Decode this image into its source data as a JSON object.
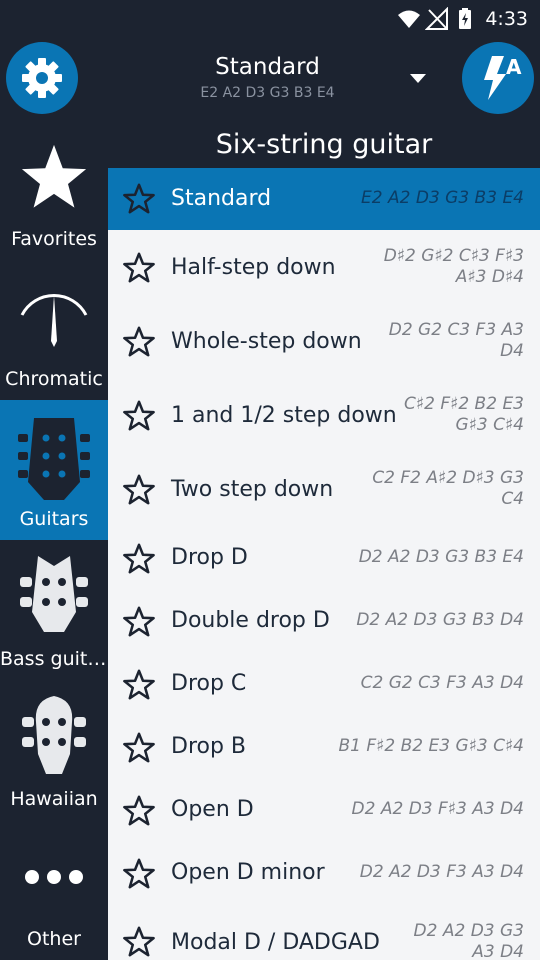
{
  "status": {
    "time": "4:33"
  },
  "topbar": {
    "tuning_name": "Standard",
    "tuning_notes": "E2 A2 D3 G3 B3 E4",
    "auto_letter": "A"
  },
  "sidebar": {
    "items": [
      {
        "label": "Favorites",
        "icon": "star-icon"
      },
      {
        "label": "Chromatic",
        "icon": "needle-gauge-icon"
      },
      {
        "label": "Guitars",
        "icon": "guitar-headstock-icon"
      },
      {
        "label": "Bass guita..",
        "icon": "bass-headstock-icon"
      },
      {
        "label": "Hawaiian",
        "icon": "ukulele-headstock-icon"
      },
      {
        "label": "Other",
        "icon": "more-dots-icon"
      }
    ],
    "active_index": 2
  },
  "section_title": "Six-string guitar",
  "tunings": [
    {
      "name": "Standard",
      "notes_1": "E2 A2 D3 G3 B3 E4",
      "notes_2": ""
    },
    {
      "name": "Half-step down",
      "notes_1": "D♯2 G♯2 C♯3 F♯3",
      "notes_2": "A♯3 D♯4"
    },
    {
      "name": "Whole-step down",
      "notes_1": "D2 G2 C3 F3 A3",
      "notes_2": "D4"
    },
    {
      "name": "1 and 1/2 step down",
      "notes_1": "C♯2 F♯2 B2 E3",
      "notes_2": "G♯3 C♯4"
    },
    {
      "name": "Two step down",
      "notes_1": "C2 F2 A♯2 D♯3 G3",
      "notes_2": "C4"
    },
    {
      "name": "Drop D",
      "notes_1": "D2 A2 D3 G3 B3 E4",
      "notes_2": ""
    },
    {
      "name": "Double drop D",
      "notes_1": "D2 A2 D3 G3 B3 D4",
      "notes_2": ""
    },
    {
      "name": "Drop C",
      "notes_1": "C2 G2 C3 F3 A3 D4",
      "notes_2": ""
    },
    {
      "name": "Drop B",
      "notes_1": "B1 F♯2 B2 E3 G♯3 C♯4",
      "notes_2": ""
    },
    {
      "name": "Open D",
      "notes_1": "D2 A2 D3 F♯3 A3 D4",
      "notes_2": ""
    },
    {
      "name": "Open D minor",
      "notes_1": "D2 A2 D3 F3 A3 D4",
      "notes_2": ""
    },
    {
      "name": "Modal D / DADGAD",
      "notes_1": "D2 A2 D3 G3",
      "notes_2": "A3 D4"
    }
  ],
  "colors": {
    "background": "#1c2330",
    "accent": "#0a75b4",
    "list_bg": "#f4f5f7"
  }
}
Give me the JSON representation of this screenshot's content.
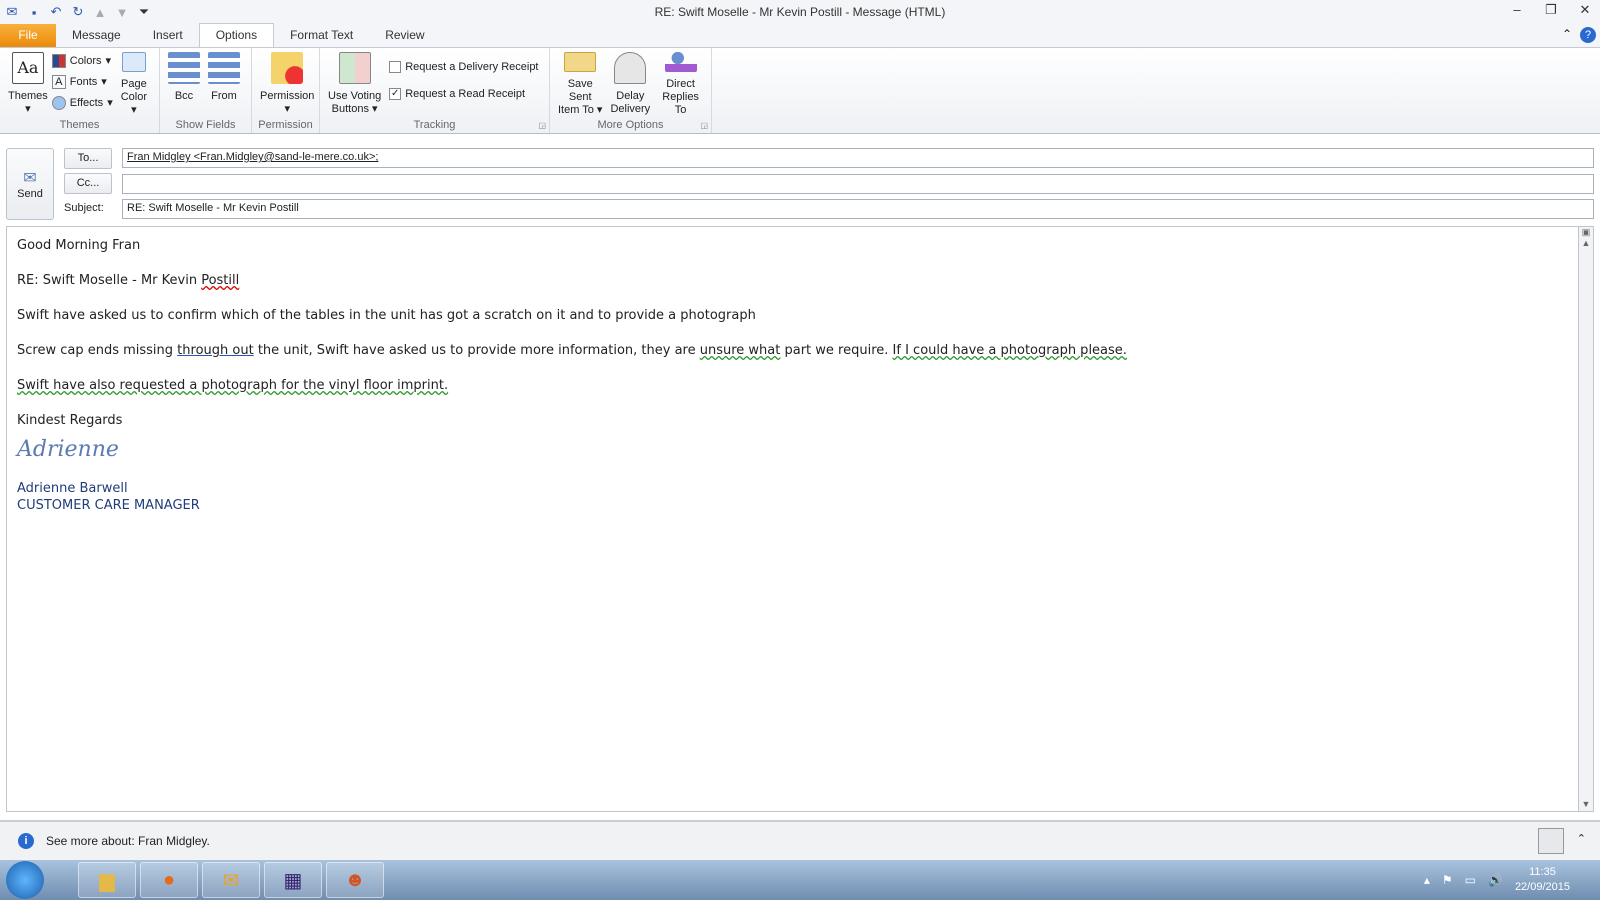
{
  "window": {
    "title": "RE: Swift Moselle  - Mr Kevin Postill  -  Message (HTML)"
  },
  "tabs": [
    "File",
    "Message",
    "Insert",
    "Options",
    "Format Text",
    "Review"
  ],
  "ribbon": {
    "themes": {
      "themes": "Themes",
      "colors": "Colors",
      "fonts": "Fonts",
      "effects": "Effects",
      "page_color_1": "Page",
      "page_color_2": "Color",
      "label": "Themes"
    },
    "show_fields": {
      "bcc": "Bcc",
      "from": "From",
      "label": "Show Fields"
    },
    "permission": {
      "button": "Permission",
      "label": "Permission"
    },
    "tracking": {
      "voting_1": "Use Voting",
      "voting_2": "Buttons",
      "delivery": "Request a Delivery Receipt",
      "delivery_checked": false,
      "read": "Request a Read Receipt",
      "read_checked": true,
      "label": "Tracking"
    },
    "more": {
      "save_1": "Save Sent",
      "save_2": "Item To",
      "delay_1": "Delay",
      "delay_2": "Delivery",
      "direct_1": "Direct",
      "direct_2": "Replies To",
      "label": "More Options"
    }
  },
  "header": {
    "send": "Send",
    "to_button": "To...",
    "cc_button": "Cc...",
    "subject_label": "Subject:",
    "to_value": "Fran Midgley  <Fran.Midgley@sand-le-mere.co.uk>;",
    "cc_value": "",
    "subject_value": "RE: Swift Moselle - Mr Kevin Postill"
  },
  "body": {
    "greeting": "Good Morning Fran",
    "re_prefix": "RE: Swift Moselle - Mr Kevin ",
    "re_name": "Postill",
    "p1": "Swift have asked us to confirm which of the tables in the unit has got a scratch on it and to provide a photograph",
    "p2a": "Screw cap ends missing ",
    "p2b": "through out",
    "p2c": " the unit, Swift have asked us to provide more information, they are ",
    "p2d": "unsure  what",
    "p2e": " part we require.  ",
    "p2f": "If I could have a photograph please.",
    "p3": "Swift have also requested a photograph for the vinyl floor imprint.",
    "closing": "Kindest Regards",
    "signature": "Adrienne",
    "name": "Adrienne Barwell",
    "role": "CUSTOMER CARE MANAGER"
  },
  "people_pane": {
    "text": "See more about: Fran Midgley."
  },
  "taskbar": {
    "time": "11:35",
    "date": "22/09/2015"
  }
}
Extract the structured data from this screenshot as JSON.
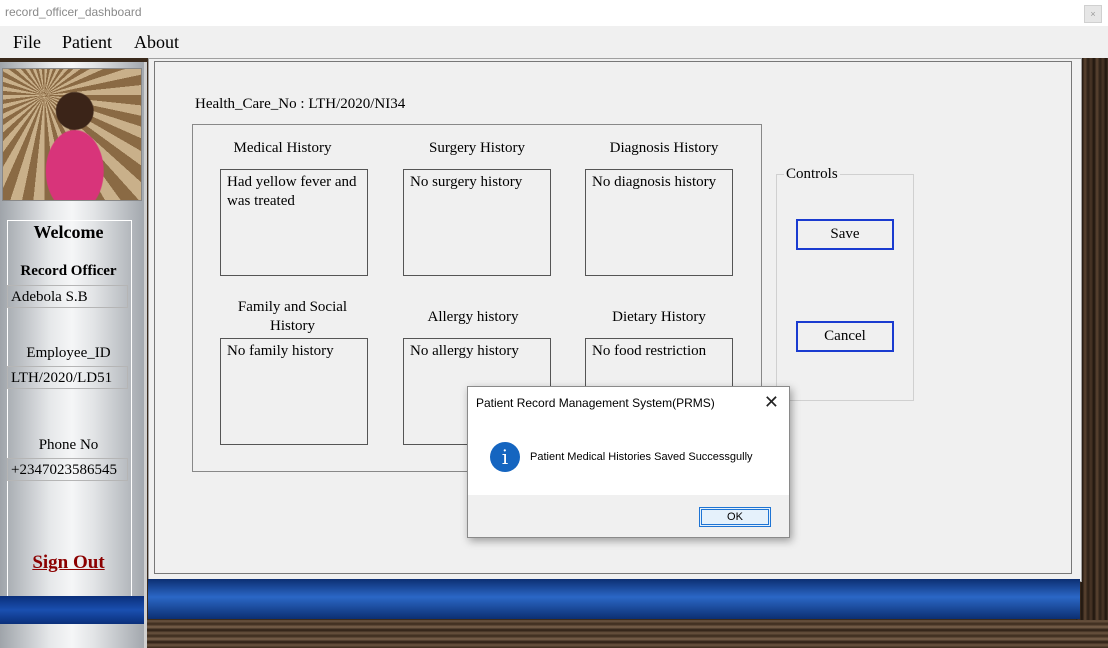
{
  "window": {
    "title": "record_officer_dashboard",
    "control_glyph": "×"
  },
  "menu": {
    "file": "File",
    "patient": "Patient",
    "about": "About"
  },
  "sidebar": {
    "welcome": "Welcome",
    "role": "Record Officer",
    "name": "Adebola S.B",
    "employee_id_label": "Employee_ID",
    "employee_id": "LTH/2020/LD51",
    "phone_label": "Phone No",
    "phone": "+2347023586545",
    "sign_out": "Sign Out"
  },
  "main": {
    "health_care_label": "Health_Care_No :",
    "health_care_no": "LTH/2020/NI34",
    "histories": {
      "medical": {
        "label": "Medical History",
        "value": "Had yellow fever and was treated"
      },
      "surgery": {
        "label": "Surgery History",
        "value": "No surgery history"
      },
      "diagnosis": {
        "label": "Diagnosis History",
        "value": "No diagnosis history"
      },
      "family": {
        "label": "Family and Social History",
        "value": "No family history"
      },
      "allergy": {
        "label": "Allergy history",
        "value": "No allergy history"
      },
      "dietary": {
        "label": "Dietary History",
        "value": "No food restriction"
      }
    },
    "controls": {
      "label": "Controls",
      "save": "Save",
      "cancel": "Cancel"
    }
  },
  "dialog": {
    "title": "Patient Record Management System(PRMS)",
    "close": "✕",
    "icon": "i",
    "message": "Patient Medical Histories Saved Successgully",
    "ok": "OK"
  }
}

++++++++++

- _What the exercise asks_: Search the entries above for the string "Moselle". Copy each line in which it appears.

- _Answer section_:
    "title": "RE: Swift Moselle  - Mr Kevin Postill  -  Message (HTML)"
    "subject_value": "RE: Swift Moselle - Mr Kevin Postill"
    "re_prefix": "RE: Swift Moselle - Mr Kevin ",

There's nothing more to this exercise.